Five or so years ago Pat White wrote a post on Cello Chat in which she expounded on the importance of learning technique, apart from the music. Her analogy was the Technique Bank. That quote is frequently referred to as the discussion warrants, but the last time I searched for it I couldn't find the original post. I thought things were supposed to last forever in the Internet Age.
I got serious about my study of the cello in June 2002. I know the exact date now because I'm looking at the first Lesson and Practice Log I designed to help me focus on my mission. What a wonderful resource these old logs are now. I set up this blog in January 2006 with the thought that it would be the next phase in my practice log. It hasn't exactly worked out that way, but that's another story for another time.
At the front of my first Log are a few inspirational pages, one of which is Pat White's quote. So that it will live on for a little longer, this is the excerpt I copied:

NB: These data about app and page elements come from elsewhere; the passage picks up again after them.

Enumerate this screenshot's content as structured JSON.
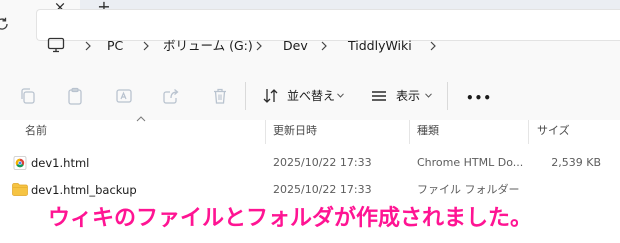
{
  "tab": {
    "close_glyph": "×",
    "new_glyph": "+"
  },
  "address": {
    "icon": "pc-icon",
    "crumbs": [
      "PC",
      "ボリューム (G:)",
      "Dev",
      "TiddlyWiki"
    ]
  },
  "toolbar": {
    "sort_label": "並べ替え",
    "view_label": "表示",
    "more_label": "•••"
  },
  "columns": {
    "name": "名前",
    "modified": "更新日時",
    "type": "種類",
    "size": "サイズ"
  },
  "files": [
    {
      "icon": "chrome-icon",
      "name": "dev1.html",
      "modified": "2025/10/22 17:33",
      "type": "Chrome HTML Do...",
      "size": "2,539 KB"
    },
    {
      "icon": "folder-icon",
      "name": "dev1.html_backup",
      "modified": "2025/10/22 17:33",
      "type": "ファイル フォルダー",
      "size": ""
    }
  ],
  "caption": "ウィキのファイルとフォルダが作成されました。",
  "colors": {
    "caption": "#ff1493",
    "folder": "#f6c443",
    "chrome_red": "#db4437",
    "chrome_green": "#0f9d58",
    "chrome_yellow": "#f4b400",
    "chrome_blue": "#4285f4"
  }
}
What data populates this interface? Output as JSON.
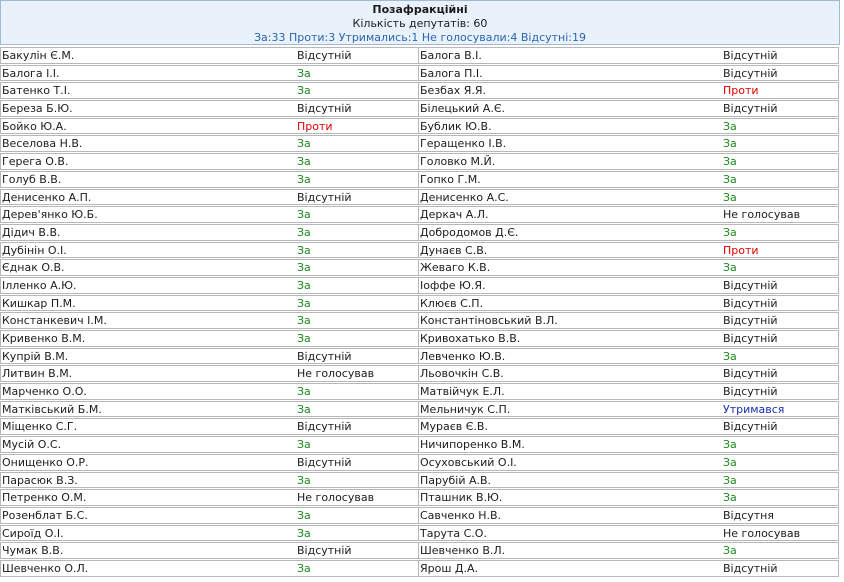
{
  "header": {
    "faction": "Позафракційні",
    "count_text": "Кількість депутатів: 60",
    "summary_text": "За:33 Проти:3 Утримались:1 Не голосували:4 Відсутні:19"
  },
  "colors": {
    "header_bg": "#e9f1fb",
    "header_border": "#9fbad7",
    "summary": "#2a67b0",
    "vote_za": "#1c8a1c",
    "vote_proty": "#e60000",
    "vote_abstain": "#1a2db5"
  },
  "left_column": [
    {
      "name": "Бакулін Є.М.",
      "vote": "Відсутній"
    },
    {
      "name": "Балога І.І.",
      "vote": "За"
    },
    {
      "name": "Батенко Т.І.",
      "vote": "За"
    },
    {
      "name": "Береза Б.Ю.",
      "vote": "Відсутній"
    },
    {
      "name": "Бойко Ю.А.",
      "vote": "Проти"
    },
    {
      "name": "Веселова Н.В.",
      "vote": "За"
    },
    {
      "name": "Герега О.В.",
      "vote": "За"
    },
    {
      "name": "Голуб В.В.",
      "vote": "За"
    },
    {
      "name": "Денисенко А.П.",
      "vote": "Відсутній"
    },
    {
      "name": "Дерев'янко Ю.Б.",
      "vote": "За"
    },
    {
      "name": "Дідич В.В.",
      "vote": "За"
    },
    {
      "name": "Дубінін О.І.",
      "vote": "За"
    },
    {
      "name": "Єднак О.В.",
      "vote": "За"
    },
    {
      "name": "Ілленко А.Ю.",
      "vote": "За"
    },
    {
      "name": "Кишкар П.М.",
      "vote": "За"
    },
    {
      "name": "Констанкевич І.М.",
      "vote": "За"
    },
    {
      "name": "Кривенко В.М.",
      "vote": "За"
    },
    {
      "name": "Купрій В.М.",
      "vote": "Відсутній"
    },
    {
      "name": "Литвин В.М.",
      "vote": "Не голосував"
    },
    {
      "name": "Марченко О.О.",
      "vote": "За"
    },
    {
      "name": "Матківський Б.М.",
      "vote": "За"
    },
    {
      "name": "Міщенко С.Г.",
      "vote": "Відсутній"
    },
    {
      "name": "Мусій О.С.",
      "vote": "За"
    },
    {
      "name": "Онищенко О.Р.",
      "vote": "Відсутній"
    },
    {
      "name": "Парасюк В.З.",
      "vote": "За"
    },
    {
      "name": "Петренко О.М.",
      "vote": "Не голосував"
    },
    {
      "name": "Розенблат Б.С.",
      "vote": "За"
    },
    {
      "name": "Сироїд О.І.",
      "vote": "За"
    },
    {
      "name": "Чумак В.В.",
      "vote": "Відсутній"
    },
    {
      "name": "Шевченко О.Л.",
      "vote": "За"
    }
  ],
  "right_column": [
    {
      "name": "Балога В.І.",
      "vote": "Відсутній"
    },
    {
      "name": "Балога П.І.",
      "vote": "Відсутній"
    },
    {
      "name": "Безбах Я.Я.",
      "vote": "Проти"
    },
    {
      "name": "Білецький А.Є.",
      "vote": "Відсутній"
    },
    {
      "name": "Бублик Ю.В.",
      "vote": "За"
    },
    {
      "name": "Геращенко І.В.",
      "vote": "За"
    },
    {
      "name": "Головко М.Й.",
      "vote": "За"
    },
    {
      "name": "Гопко Г.М.",
      "vote": "За"
    },
    {
      "name": "Денисенко А.С.",
      "vote": "За"
    },
    {
      "name": "Деркач А.Л.",
      "vote": "Не голосував"
    },
    {
      "name": "Добродомов Д.Є.",
      "vote": "За"
    },
    {
      "name": "Дунаєв С.В.",
      "vote": "Проти"
    },
    {
      "name": "Жеваго К.В.",
      "vote": "За"
    },
    {
      "name": "Іоффе Ю.Я.",
      "vote": "Відсутній"
    },
    {
      "name": "Клюєв С.П.",
      "vote": "Відсутній"
    },
    {
      "name": "Константіновський В.Л.",
      "vote": "Відсутній"
    },
    {
      "name": "Кривохатько В.В.",
      "vote": "Відсутній"
    },
    {
      "name": "Левченко Ю.В.",
      "vote": "За"
    },
    {
      "name": "Льовочкін С.В.",
      "vote": "Відсутній"
    },
    {
      "name": "Матвійчук Е.Л.",
      "vote": "Відсутній"
    },
    {
      "name": "Мельничук С.П.",
      "vote": "Утримався"
    },
    {
      "name": "Мураєв Є.В.",
      "vote": "Відсутній"
    },
    {
      "name": "Ничипоренко В.М.",
      "vote": "За"
    },
    {
      "name": "Осуховський О.І.",
      "vote": "За"
    },
    {
      "name": "Парубій А.В.",
      "vote": "За"
    },
    {
      "name": "Пташник В.Ю.",
      "vote": "За"
    },
    {
      "name": "Савченко Н.В.",
      "vote": "Відсутня"
    },
    {
      "name": "Тарута С.О.",
      "vote": "Не голосував"
    },
    {
      "name": "Шевченко В.Л.",
      "vote": "За"
    },
    {
      "name": "Ярош Д.А.",
      "vote": "Відсутній"
    }
  ]
}
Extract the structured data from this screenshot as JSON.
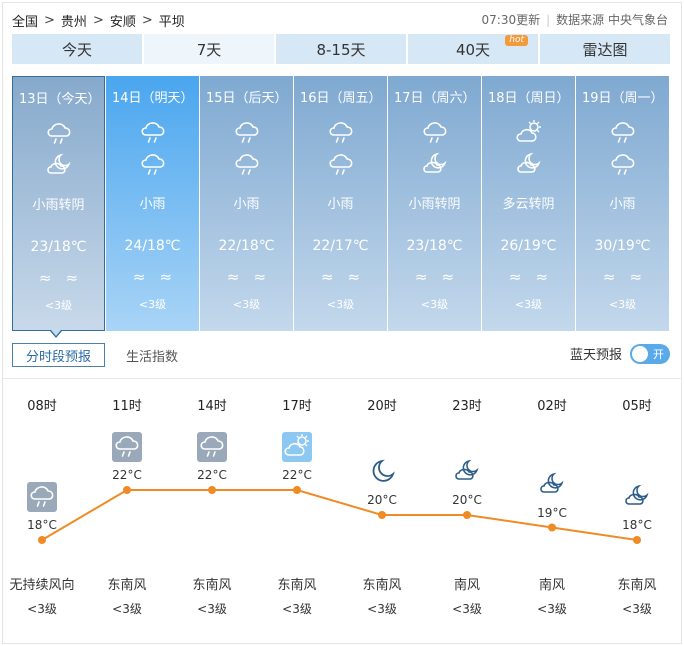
{
  "breadcrumb": [
    "全国",
    "贵州",
    "安顺",
    "平坝"
  ],
  "meta": {
    "updated": "07:30更新",
    "source": "数据来源 中央气象台"
  },
  "tabs": [
    {
      "label": "今天"
    },
    {
      "label": "7天",
      "active": true
    },
    {
      "label": "8-15天"
    },
    {
      "label": "40天",
      "badge": "hot"
    },
    {
      "label": "雷达图"
    }
  ],
  "days": [
    {
      "date": "13日（今天）",
      "icons": [
        "cloud-rain-icon",
        "partly-cloudy-night-icon"
      ],
      "condition": "小雨转阴",
      "temp": "23/18℃",
      "wind": "≈≈",
      "level": "<3级"
    },
    {
      "date": "14日（明天）",
      "icons": [
        "cloud-rain-icon",
        "cloud-rain-icon"
      ],
      "condition": "小雨",
      "temp": "24/18℃",
      "wind": "≈≈",
      "level": "<3级"
    },
    {
      "date": "15日（后天）",
      "icons": [
        "cloud-rain-icon",
        "cloud-rain-icon"
      ],
      "condition": "小雨",
      "temp": "22/18℃",
      "wind": "≈≈",
      "level": "<3级"
    },
    {
      "date": "16日（周五）",
      "icons": [
        "cloud-rain-icon",
        "cloud-rain-icon"
      ],
      "condition": "小雨",
      "temp": "22/17℃",
      "wind": "≈≈",
      "level": "<3级"
    },
    {
      "date": "17日（周六）",
      "icons": [
        "cloud-rain-icon",
        "partly-cloudy-night-icon"
      ],
      "condition": "小雨转阴",
      "temp": "23/18℃",
      "wind": "≈≈",
      "level": "<3级"
    },
    {
      "date": "18日（周日）",
      "icons": [
        "partly-sunny-icon",
        "partly-cloudy-night-icon"
      ],
      "condition": "多云转阴",
      "temp": "26/19℃",
      "wind": "≈≈",
      "level": "<3级"
    },
    {
      "date": "19日（周一）",
      "icons": [
        "cloud-rain-icon",
        "cloud-rain-icon"
      ],
      "condition": "小雨",
      "temp": "30/19℃",
      "wind": "≈≈",
      "level": "<3级"
    }
  ],
  "subtabs": {
    "hourly": "分时段预报",
    "life": "生活指数"
  },
  "blue_sky": {
    "label": "蓝天预报",
    "toggle": "开"
  },
  "hourly": [
    {
      "time": "08时",
      "icon": "cloud-rain-icon",
      "temp": "18°C",
      "temp_value": 18,
      "wind": "无持续风向",
      "level": "<3级"
    },
    {
      "time": "11时",
      "icon": "cloud-rain-icon",
      "temp": "22°C",
      "temp_value": 22,
      "wind": "东南风",
      "level": "<3级"
    },
    {
      "time": "14时",
      "icon": "cloud-rain-icon",
      "temp": "22°C",
      "temp_value": 22,
      "wind": "东南风",
      "level": "<3级"
    },
    {
      "time": "17时",
      "icon": "partly-sunny-icon",
      "temp": "22°C",
      "temp_value": 22,
      "wind": "东南风",
      "level": "<3级"
    },
    {
      "time": "20时",
      "icon": "moon-icon",
      "temp": "20°C",
      "temp_value": 20,
      "wind": "东南风",
      "level": "<3级"
    },
    {
      "time": "23时",
      "icon": "partly-cloudy-night-icon",
      "temp": "20°C",
      "temp_value": 20,
      "wind": "南风",
      "level": "<3级"
    },
    {
      "time": "02时",
      "icon": "partly-cloudy-night-icon",
      "temp": "19°C",
      "temp_value": 19,
      "wind": "南风",
      "level": "<3级"
    },
    {
      "time": "05时",
      "icon": "partly-cloudy-night-icon",
      "temp": "18°C",
      "temp_value": 18,
      "wind": "东南风",
      "level": "<3级"
    }
  ],
  "colors": {
    "line": "#f08a24",
    "tab_bg": "#d6e8f6",
    "accent": "#4aa6ef"
  }
}
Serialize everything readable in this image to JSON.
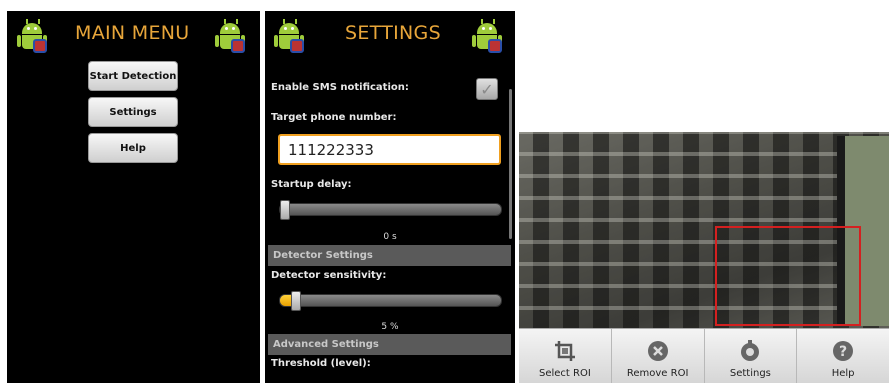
{
  "main_menu": {
    "title": "MAIN MENU",
    "buttons": [
      "Start Detection",
      "Settings",
      "Help"
    ]
  },
  "settings": {
    "title": "SETTINGS",
    "enable_sms_label": "Enable SMS notification:",
    "enable_sms_checked": true,
    "target_phone_label": "Target phone number:",
    "target_phone_value": "111222333",
    "startup_delay_label": "Startup delay:",
    "startup_delay_value": "0 s",
    "startup_delay_fraction": 0.0,
    "detector_section": "Detector Settings",
    "sensitivity_label": "Detector sensitivity:",
    "sensitivity_value": "5 %",
    "sensitivity_fraction": 0.05,
    "advanced_section": "Advanced Settings",
    "threshold_label": "Threshold (level):"
  },
  "camera": {
    "action_bar": [
      {
        "label": "Select ROI",
        "icon": "crop-icon"
      },
      {
        "label": "Remove ROI",
        "icon": "remove-icon"
      },
      {
        "label": "Settings",
        "icon": "settings-icon"
      },
      {
        "label": "Help",
        "icon": "help-icon"
      }
    ],
    "roi_color": "#d42020"
  },
  "colors": {
    "title_accent": "#e8a63a",
    "input_focus": "#f0a020",
    "android_green": "#9fcc3b"
  }
}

On the one hand we have playing pieces. On the other hand we have working on technique. Most students love to play pieces, and most students hate to play technique. However, I want you to think of technique as a bank account. Let's say that every day you practice scales, arpeggios, etudes, bowing studies, etc. How high is your technique bank account?
...So you want to play this piece that has about 15 different techniques in it. No problem! Just go over to the technique bank account, make the needed withdrawals, and play the piece!
What if you wanted to play a really neat piece, but you are someone who does not have a technique bank account? You will try and try and try to get things, and you will think you just have to keep trying the piece over and over and over, but the REAL problem is that when you need to go over and make a withdrawal from your technique bank account, it is empty.
So the idea is to always work on boring technique because it gives you the ammunition to play exciting repertoire. Trying to learn a piece without the proper technique bank account is like trying to go up the down escalator. You CAN do it, but it is NOT the best way.
I know I found that to be very inspirational. In a way, it was one of the signposts that sent me along my current path. Thanks, Pat.